|| Institutes |
Period: October 2010 till December 2013
|| Top |
- German Federal Ministry for the Environment, Nature Conservation and Nuclear Safety (BMU), more
- Universität Rostock, more
- BioCon Valley (BCV), more
- Norgenta North German Life Science Agency (Norgenta), more
- Royal Institute of Technology (KTH), more
- The Royal Swedish Academy of Sciences, more
- Municipality of Trelleborg, more
- Tallinn University of Technology (TTU), more
- Klaipeda University; Coastal Research and Planning Institute (CORPI), more
- s.Pro - sustainable projects GmbH, more, co-ordinator
- Maritime Institute Gdañsk (IM), more
- Christian-Albrechts-University Kiel; Leibniz Institute of Marine Sciences; Kieler Wirkstoff-Zentrum (KiWiZ), more
- Finnish Environment Institute (FEI/SYKE), more
- Entrepreneurship Development Centre for Biotechnology and Medicine (EDCBM), more
- Latvian Ministry of the Environment Protection & Regional Development (VARAM), more
- Environmental Development Association (EDA), more
- ScanBalt, more
- Lolland Energy Holding A/S (LOKE), more
- Gdańsk Science and Technology Park (GSTP), more
|The Baltic Sea Region faces enormous challenges including growing transport, new installations, fishery declines, severe marine pollution, excessive nutrient input, and the effects of climate change. But novel technologies and growing knowledge also provide opportunities for new uses of marine ecosystems, which should not only be valued for their commercial appeal but for their potentially significant contribution to solving its environmental problems: macroalgae cultivation, blue biotechnology, innovative fish and mussel mariculture solutions, and wave energy are among such new possible uses.
These new uses and technologies have, however, not been tested sufficiently within the fragile conditions of the Baltic Sea and their cumulative impacts on the environment, economic feasibility and regional applicability are not yet fully understood. It is thus currently difficult for decision-makers to judge which uses are most desirable and what actions are necessary to create a framework beneficial to their development while discouraging potentially damaging uses.

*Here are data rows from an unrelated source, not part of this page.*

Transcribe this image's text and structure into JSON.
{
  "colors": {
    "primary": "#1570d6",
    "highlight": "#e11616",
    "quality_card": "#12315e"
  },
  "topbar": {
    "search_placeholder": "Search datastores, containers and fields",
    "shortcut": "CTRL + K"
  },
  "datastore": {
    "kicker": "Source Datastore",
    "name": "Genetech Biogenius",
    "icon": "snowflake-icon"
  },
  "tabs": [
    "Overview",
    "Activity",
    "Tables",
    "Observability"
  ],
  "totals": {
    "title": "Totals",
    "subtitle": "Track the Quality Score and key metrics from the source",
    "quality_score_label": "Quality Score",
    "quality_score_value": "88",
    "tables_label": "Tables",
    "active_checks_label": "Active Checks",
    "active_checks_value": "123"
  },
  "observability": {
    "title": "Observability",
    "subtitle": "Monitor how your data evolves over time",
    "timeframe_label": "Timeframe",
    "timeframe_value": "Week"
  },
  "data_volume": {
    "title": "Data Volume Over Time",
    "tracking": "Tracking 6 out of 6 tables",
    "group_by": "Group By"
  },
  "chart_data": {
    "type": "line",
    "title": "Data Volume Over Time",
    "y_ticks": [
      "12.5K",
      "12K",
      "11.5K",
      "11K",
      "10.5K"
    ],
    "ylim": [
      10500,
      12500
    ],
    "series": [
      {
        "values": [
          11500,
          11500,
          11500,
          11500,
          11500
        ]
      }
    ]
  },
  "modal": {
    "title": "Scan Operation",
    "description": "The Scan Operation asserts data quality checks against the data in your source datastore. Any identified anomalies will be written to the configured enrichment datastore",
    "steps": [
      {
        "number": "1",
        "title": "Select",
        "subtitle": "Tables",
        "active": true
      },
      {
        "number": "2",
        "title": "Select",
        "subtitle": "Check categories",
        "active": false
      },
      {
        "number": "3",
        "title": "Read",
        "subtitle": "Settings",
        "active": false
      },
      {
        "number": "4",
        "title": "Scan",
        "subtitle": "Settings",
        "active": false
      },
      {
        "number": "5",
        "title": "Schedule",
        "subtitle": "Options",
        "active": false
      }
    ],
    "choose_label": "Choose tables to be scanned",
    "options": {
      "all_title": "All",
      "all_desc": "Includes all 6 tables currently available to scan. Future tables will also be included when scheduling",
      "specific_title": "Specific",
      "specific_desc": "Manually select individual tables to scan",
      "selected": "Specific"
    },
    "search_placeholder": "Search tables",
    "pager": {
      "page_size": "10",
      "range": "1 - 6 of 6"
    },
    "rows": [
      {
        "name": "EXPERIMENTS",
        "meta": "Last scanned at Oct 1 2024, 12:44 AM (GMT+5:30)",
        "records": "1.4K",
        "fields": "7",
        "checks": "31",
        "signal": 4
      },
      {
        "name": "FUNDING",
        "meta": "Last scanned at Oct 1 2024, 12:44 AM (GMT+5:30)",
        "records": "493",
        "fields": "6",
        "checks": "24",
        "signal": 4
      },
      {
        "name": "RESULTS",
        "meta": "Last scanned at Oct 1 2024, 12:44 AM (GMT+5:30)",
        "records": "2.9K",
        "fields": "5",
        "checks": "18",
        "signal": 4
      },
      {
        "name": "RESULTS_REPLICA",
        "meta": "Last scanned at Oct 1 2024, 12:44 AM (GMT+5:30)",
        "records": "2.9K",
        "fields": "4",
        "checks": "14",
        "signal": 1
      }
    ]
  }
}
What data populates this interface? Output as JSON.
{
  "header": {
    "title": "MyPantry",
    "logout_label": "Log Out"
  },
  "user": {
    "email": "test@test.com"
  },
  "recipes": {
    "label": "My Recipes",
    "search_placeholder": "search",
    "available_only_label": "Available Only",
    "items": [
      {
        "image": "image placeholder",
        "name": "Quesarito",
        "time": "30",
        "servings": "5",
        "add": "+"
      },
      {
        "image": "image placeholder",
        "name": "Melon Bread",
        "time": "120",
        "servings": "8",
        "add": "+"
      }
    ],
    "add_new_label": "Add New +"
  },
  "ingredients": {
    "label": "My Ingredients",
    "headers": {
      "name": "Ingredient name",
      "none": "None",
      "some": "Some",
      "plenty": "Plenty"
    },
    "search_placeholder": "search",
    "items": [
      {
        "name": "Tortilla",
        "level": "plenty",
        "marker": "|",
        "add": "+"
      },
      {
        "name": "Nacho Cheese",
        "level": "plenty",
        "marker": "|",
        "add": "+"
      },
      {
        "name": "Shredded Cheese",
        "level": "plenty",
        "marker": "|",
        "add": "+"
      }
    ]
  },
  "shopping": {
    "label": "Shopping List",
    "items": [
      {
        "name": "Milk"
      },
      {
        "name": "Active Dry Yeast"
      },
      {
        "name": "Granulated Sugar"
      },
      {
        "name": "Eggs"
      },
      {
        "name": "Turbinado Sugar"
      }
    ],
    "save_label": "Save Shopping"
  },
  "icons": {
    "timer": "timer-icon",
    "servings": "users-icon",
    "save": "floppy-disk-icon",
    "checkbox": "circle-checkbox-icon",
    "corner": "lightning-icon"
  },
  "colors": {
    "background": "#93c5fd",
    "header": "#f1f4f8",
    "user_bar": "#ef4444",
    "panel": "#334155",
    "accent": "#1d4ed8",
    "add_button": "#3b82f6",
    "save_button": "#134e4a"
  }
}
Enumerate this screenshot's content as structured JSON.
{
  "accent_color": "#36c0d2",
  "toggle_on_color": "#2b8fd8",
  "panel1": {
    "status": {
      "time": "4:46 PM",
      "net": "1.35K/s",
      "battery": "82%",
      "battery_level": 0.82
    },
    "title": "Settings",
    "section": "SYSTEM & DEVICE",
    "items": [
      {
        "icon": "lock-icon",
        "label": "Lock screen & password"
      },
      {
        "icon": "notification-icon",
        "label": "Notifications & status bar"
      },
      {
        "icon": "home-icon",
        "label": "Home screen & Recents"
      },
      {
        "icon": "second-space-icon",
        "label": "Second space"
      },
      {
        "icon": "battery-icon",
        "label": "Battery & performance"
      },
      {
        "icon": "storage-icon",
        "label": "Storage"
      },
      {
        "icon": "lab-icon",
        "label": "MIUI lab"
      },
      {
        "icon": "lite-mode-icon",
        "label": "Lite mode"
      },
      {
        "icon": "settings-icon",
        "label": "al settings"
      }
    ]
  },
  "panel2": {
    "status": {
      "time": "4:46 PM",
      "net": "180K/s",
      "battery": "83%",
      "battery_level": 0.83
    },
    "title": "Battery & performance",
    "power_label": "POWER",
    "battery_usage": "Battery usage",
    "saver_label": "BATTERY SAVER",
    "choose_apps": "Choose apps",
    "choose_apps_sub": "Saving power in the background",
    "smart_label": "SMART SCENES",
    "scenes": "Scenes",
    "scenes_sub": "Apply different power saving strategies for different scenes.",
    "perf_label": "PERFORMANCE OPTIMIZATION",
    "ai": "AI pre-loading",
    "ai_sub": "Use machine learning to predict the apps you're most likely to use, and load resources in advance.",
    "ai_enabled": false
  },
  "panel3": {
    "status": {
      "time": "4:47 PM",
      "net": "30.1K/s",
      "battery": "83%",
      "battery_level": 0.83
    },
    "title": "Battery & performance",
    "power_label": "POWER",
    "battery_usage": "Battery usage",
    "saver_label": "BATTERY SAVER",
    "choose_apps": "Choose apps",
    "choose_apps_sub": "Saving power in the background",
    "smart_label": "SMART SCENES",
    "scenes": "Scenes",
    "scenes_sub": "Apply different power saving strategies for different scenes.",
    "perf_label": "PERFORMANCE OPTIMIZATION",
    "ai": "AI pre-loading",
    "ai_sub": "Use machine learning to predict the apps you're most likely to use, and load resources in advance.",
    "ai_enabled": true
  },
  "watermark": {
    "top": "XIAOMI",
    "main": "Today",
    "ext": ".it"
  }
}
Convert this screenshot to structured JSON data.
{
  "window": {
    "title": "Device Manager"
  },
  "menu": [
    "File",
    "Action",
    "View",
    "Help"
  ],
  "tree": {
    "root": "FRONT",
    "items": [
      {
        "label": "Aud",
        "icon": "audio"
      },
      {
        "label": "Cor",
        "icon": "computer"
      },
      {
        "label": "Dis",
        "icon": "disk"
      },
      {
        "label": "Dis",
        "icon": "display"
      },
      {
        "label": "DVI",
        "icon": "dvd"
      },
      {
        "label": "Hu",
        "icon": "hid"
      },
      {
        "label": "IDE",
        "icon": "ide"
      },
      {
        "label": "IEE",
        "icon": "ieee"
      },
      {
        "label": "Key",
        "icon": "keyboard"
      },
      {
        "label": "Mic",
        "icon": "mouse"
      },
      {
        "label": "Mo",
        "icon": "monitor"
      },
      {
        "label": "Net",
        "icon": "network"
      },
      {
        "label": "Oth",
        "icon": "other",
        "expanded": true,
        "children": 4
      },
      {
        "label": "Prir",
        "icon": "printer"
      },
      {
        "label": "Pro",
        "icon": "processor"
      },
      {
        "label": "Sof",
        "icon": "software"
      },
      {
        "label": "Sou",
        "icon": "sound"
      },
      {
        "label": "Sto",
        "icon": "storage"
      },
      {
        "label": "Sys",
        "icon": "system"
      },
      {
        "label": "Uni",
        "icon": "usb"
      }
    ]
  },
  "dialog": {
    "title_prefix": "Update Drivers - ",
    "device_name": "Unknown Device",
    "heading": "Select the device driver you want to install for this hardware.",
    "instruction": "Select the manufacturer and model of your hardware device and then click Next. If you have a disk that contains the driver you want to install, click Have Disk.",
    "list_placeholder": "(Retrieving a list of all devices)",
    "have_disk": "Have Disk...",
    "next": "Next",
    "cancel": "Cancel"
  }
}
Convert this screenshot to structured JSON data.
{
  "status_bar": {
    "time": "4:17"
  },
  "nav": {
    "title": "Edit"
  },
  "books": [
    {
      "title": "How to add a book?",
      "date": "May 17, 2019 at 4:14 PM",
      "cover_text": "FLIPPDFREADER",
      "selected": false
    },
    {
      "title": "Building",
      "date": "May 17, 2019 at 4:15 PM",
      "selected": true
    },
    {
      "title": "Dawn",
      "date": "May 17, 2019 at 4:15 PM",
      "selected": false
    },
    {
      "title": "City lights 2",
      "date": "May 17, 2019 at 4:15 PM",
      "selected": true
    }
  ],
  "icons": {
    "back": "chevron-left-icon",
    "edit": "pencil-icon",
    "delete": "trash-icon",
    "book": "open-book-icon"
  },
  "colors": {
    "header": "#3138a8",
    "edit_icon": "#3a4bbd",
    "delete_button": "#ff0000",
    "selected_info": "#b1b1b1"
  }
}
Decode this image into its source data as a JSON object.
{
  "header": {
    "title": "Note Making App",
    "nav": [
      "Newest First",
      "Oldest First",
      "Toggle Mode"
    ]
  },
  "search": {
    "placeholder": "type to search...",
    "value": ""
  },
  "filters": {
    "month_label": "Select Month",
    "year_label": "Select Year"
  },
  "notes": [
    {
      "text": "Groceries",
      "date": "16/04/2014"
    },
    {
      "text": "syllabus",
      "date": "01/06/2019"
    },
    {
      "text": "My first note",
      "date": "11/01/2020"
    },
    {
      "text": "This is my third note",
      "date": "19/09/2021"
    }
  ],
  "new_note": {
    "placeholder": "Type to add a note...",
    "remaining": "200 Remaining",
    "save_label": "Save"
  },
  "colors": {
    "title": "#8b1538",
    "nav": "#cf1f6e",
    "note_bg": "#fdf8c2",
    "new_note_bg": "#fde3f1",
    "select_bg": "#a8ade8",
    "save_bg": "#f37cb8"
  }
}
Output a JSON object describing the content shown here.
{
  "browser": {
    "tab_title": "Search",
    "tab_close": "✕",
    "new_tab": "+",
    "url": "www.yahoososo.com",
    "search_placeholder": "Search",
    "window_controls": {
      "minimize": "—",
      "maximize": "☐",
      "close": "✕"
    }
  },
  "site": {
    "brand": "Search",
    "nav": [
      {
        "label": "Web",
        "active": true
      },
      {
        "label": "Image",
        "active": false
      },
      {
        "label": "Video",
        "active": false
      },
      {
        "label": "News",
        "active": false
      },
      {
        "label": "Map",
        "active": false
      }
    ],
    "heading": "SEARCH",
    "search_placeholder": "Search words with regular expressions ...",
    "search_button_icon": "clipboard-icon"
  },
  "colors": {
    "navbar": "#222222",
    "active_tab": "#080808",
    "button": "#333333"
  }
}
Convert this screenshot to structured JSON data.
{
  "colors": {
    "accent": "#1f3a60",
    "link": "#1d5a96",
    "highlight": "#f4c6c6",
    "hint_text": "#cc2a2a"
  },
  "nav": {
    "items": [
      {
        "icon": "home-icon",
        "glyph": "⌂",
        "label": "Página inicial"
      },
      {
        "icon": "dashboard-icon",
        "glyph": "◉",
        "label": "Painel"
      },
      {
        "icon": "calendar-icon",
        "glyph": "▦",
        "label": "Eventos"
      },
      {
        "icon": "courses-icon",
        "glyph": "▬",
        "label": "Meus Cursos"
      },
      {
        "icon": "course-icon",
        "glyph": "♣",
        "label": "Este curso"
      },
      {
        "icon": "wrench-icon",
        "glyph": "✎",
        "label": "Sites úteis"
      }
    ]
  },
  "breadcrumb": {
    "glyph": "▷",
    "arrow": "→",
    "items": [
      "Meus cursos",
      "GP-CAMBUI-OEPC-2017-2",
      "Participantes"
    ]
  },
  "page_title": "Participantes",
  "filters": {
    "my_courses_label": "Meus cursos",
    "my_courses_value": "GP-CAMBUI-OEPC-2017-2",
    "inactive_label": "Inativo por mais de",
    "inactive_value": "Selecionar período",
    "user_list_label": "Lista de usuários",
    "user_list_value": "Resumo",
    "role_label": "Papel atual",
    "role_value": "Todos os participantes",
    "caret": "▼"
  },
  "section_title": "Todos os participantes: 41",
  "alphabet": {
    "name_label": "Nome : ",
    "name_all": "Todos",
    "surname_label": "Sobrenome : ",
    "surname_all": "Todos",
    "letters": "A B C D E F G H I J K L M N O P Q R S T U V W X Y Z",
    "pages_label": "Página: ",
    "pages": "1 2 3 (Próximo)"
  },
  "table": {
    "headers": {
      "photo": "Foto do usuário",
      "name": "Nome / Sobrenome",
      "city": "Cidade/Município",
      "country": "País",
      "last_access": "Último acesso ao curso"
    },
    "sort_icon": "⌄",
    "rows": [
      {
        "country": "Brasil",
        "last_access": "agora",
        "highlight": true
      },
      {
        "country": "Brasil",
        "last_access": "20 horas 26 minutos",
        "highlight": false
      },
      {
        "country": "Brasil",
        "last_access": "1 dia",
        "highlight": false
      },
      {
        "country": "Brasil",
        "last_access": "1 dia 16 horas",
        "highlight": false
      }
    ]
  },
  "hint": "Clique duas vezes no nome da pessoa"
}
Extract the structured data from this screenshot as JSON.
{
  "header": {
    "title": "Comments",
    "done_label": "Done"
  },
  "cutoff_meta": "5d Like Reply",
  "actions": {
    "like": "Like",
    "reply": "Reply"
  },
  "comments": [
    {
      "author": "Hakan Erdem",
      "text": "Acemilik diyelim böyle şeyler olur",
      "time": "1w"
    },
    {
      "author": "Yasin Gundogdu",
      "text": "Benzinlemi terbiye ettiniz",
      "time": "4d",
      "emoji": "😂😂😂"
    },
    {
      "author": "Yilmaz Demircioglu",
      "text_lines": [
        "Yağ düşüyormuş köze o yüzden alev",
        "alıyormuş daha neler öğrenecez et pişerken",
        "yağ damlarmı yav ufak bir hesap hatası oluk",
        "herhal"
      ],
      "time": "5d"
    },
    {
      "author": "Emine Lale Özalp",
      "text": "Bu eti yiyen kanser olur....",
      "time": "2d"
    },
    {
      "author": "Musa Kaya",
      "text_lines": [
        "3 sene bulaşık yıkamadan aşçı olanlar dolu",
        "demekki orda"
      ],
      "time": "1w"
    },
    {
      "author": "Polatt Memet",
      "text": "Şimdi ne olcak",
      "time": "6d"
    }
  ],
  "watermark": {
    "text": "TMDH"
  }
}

Submariner builds the road for furthering those environmentally friendly as well as economically appealing innovative uses within the BSR, thus contributing toward its aim to become a model region for sustainable sea management. It will do so by focusing its efforts along 3 lines of activity:
Production of a compendium: describing current and potential future marine uses by developing a comprehensive inventory of innovative sustainable uses, analysing the strengths, weaknesses, threats and opportunities to the Baltic Sea Region, assessing their environmental and socioeconomic impacts, estimating the market opportunities, assessing the availability and status of necessary technologies, and describing the gaps and obstacles in the legal framework.
Development of a roadmap: recommending necessary policy steps to promote beneficial uses and mitigate against negative impacts, including suggested legal changes (e.g. spatial plans), environmental regulations and/or economic incentives.
Implementation of regional development activities: testing new uses in real conditions, conducting feasibility studies for new uses in specific areas, assessing technological and financial needs, estimating impacts on environmental and socieconomic conditions, and evaluating specific legal constraints.
Building a network: stimulating cooperation among best possible users by connecting currently disjointed constituencies through virtual and real networking, information exchange and cooperation event.
he project is funded by the Baltic Sea Region Programme 2007-2013. It has a total budget of €3.6 million, of which €2.8 million are ERDF co-finance and €0.8 million are partners’ contributions. It will run from October 2010 to December 2013.